• _Work request_
Copy the records below exactly, omitting any pictures they contain.

• _Records to use_
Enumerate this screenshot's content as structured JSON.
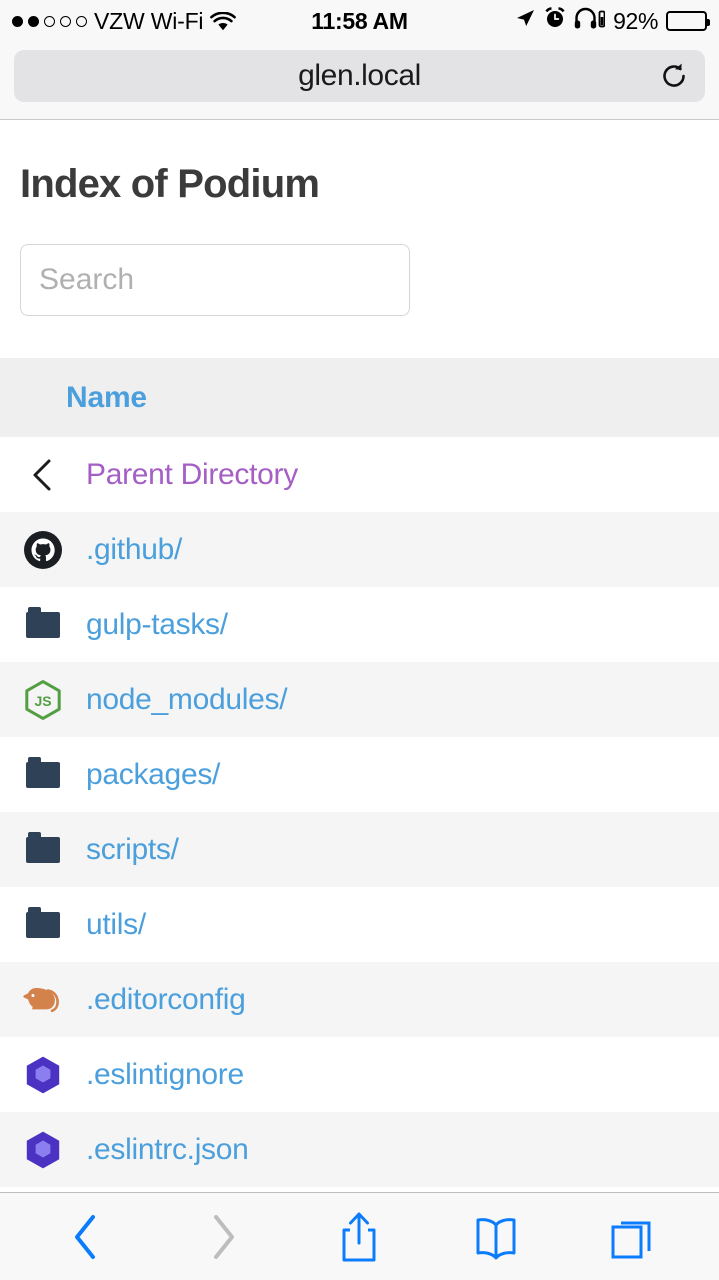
{
  "status_bar": {
    "signal_dots_filled": 2,
    "signal_dots_total": 5,
    "carrier": "VZW Wi-Fi",
    "wifi_icon": "wifi-icon",
    "time": "11:58 AM",
    "location_icon": "location-arrow-icon",
    "alarm_icon": "alarm-clock-icon",
    "headphones_icon": "headphones-icon",
    "battery_percent": "92%",
    "battery_level": 92
  },
  "browser": {
    "url": "glen.local",
    "reload_icon": "reload-icon"
  },
  "page": {
    "title": "Index of Podium",
    "search": {
      "placeholder": "Search",
      "value": ""
    },
    "table": {
      "columns": [
        "Name"
      ],
      "rows": [
        {
          "label": "Parent Directory",
          "icon": "chevron-left-icon",
          "visited": true
        },
        {
          "label": ".github/",
          "icon": "github-icon",
          "visited": false
        },
        {
          "label": "gulp-tasks/",
          "icon": "folder-icon",
          "visited": false
        },
        {
          "label": "node_modules/",
          "icon": "nodejs-icon",
          "visited": false
        },
        {
          "label": "packages/",
          "icon": "folder-icon",
          "visited": false
        },
        {
          "label": "scripts/",
          "icon": "folder-icon",
          "visited": false
        },
        {
          "label": "utils/",
          "icon": "folder-icon",
          "visited": false
        },
        {
          "label": ".editorconfig",
          "icon": "editorconfig-icon",
          "visited": false
        },
        {
          "label": ".eslintignore",
          "icon": "eslint-icon",
          "visited": false
        },
        {
          "label": ".eslintrc.json",
          "icon": "eslint-icon",
          "visited": false
        }
      ]
    }
  },
  "toolbar": {
    "back_icon": "back-chevron-icon",
    "forward_icon": "forward-chevron-icon",
    "share_icon": "share-icon",
    "bookmarks_icon": "bookmarks-book-icon",
    "tabs_icon": "tabs-icon"
  },
  "colors": {
    "link": "#4a9fdc",
    "visited_link": "#a55fc4",
    "folder": "#2f4156",
    "node_green": "#539e43",
    "eslint_purple": "#4b32c3",
    "editorconfig_orange": "#d2824a",
    "toolbar_blue": "#0b7cfb",
    "header_bg": "#efefef",
    "row_alt_bg": "#f5f5f5"
  }
}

• _Exercise answer_
Enumerate this screenshot's content as structured JSON.
{
  "status_bar": {
    "signal_dots_filled": 2,
    "signal_dots_total": 5,
    "carrier": "VZW Wi-Fi",
    "wifi_icon": "wifi-icon",
    "time": "11:58 AM",
    "location_icon": "location-arrow-icon",
    "alarm_icon": "alarm-clock-icon",
    "headphones_icon": "headphones-icon",
    "battery_percent": "92%",
    "battery_level": 92
  },
  "browser": {
    "url": "glen.local",
    "reload_icon": "reload-icon"
  },
  "page": {
    "title": "Index of Podium",
    "search": {
      "placeholder": "Search",
      "value": ""
    },
    "table": {
      "columns": [
        "Name"
      ],
      "rows": [
        {
          "label": "Parent Directory",
          "icon": "chevron-left-icon",
          "visited": true
        },
        {
          "label": ".github/",
          "icon": "github-icon",
          "visited": false
        },
        {
          "label": "gulp-tasks/",
          "icon": "folder-icon",
          "visited": false
        },
        {
          "label": "node_modules/",
          "icon": "nodejs-icon",
          "visited": false
        },
        {
          "label": "packages/",
          "icon": "folder-icon",
          "visited": false
        },
        {
          "label": "scripts/",
          "icon": "folder-icon",
          "visited": false
        },
        {
          "label": "utils/",
          "icon": "folder-icon",
          "visited": false
        },
        {
          "label": ".editorconfig",
          "icon": "editorconfig-icon",
          "visited": false
        },
        {
          "label": ".eslintignore",
          "icon": "eslint-icon",
          "visited": false
        },
        {
          "label": ".eslintrc.json",
          "icon": "eslint-icon",
          "visited": false
        }
      ]
    }
  },
  "toolbar": {
    "back_icon": "back-chevron-icon",
    "forward_icon": "forward-chevron-icon",
    "share_icon": "share-icon",
    "bookmarks_icon": "bookmarks-book-icon",
    "tabs_icon": "tabs-icon"
  },
  "colors": {
    "link": "#4a9fdc",
    "visited_link": "#a55fc4",
    "folder": "#2f4156",
    "node_green": "#539e43",
    "eslint_purple": "#4b32c3",
    "editorconfig_orange": "#d2824a",
    "toolbar_blue": "#0b7cfb",
    "header_bg": "#efefef",
    "row_alt_bg": "#f5f5f5"
  }
}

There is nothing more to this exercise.